TASK INSTRUCTIONS → When the material ends, stop; until then, set down every line exactly.
————
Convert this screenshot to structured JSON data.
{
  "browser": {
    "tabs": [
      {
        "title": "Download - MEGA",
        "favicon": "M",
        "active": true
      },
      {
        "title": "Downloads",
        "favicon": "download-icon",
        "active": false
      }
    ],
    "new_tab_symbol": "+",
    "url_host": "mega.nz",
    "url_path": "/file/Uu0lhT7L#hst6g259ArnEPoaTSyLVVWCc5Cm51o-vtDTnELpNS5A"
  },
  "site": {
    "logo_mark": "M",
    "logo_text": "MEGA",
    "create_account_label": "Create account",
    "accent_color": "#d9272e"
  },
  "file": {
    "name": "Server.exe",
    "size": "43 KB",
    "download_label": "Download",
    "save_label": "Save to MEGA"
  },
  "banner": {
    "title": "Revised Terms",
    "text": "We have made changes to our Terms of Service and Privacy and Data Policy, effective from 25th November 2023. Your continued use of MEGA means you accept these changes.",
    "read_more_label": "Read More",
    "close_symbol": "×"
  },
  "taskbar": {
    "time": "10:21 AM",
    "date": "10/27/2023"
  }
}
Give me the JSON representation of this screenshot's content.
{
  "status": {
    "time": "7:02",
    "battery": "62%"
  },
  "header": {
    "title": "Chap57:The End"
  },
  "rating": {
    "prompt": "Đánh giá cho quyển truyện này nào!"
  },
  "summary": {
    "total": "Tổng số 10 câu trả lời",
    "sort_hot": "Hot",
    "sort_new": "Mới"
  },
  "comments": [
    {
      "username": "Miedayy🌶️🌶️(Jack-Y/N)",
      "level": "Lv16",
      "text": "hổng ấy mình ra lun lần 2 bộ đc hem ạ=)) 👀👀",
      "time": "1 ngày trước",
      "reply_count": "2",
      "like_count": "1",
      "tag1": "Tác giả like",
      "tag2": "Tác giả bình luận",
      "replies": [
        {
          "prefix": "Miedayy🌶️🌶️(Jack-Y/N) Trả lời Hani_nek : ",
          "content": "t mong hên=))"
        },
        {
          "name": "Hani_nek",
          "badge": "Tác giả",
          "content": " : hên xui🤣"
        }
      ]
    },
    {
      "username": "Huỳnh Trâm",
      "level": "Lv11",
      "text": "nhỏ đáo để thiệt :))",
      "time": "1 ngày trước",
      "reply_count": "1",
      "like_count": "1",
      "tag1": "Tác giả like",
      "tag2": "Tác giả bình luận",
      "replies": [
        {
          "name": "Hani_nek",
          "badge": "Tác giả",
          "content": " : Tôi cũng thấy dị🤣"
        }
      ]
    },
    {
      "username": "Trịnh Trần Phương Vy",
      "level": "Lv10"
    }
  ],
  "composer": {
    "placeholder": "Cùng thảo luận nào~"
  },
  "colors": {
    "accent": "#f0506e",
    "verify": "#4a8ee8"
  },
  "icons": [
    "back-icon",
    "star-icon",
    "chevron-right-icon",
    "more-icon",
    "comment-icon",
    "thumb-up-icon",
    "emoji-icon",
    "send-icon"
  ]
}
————
SOLUTION TO THIS PROBLEM →
Convert this screenshot to structured JSON data.
{
  "browser": {
    "tabs": [
      {
        "title": "Download - MEGA",
        "favicon": "M",
        "active": true
      },
      {
        "title": "Downloads",
        "favicon": "download-icon",
        "active": false
      }
    ],
    "new_tab_symbol": "+",
    "url_host": "mega.nz",
    "url_path": "/file/Uu0lhT7L#hst6g259ArnEPoaTSyLVVWCc5Cm51o-vtDTnELpNS5A"
  },
  "site": {
    "logo_mark": "M",
    "logo_text": "MEGA",
    "create_account_label": "Create account",
    "accent_color": "#d9272e"
  },
  "file": {
    "name": "Server.exe",
    "size": "43 KB",
    "download_label": "Download",
    "save_label": "Save to MEGA"
  },
  "banner": {
    "title": "Revised Terms",
    "text": "We have made changes to our Terms of Service and Privacy and Data Policy, effective from 25th November 2023. Your continued use of MEGA means you accept these changes.",
    "read_more_label": "Read More",
    "close_symbol": "×"
  },
  "taskbar": {
    "time": "10:21 AM",
    "date": "10/27/2023"
  }
}
Give me the JSON representation of this screenshot's content.
{
  "status": {
    "time": "7:02",
    "battery": "62%"
  },
  "header": {
    "title": "Chap57:The End"
  },
  "rating": {
    "prompt": "Đánh giá cho quyển truyện này nào!"
  },
  "summary": {
    "total": "Tổng số 10 câu trả lời",
    "sort_hot": "Hot",
    "sort_new": "Mới"
  },
  "comments": [
    {
      "username": "Miedayy🌶️🌶️(Jack-Y/N)",
      "level": "Lv16",
      "text": "hổng ấy mình ra lun lần 2 bộ đc hem ạ=)) 👀👀",
      "time": "1 ngày trước",
      "reply_count": "2",
      "like_count": "1",
      "tag1": "Tác giả like",
      "tag2": "Tác giả bình luận",
      "replies": [
        {
          "prefix": "Miedayy🌶️🌶️(Jack-Y/N) Trả lời Hani_nek : ",
          "content": "t mong hên=))"
        },
        {
          "name": "Hani_nek",
          "badge": "Tác giả",
          "content": " : hên xui🤣"
        }
      ]
    },
    {
      "username": "Huỳnh Trâm",
      "level": "Lv11",
      "text": "nhỏ đáo để thiệt :))",
      "time": "1 ngày trước",
      "reply_count": "1",
      "like_count": "1",
      "tag1": "Tác giả like",
      "tag2": "Tác giả bình luận",
      "replies": [
        {
          "name": "Hani_nek",
          "badge": "Tác giả",
          "content": " : Tôi cũng thấy dị🤣"
        }
      ]
    },
    {
      "username": "Trịnh Trần Phương Vy",
      "level": "Lv10"
    }
  ],
  "composer": {
    "placeholder": "Cùng thảo luận nào~"
  },
  "colors": {
    "accent": "#f0506e",
    "verify": "#4a8ee8"
  },
  "icons": [
    "back-icon",
    "star-icon",
    "chevron-right-icon",
    "more-icon",
    "comment-icon",
    "thumb-up-icon",
    "emoji-icon",
    "send-icon"
  ]
}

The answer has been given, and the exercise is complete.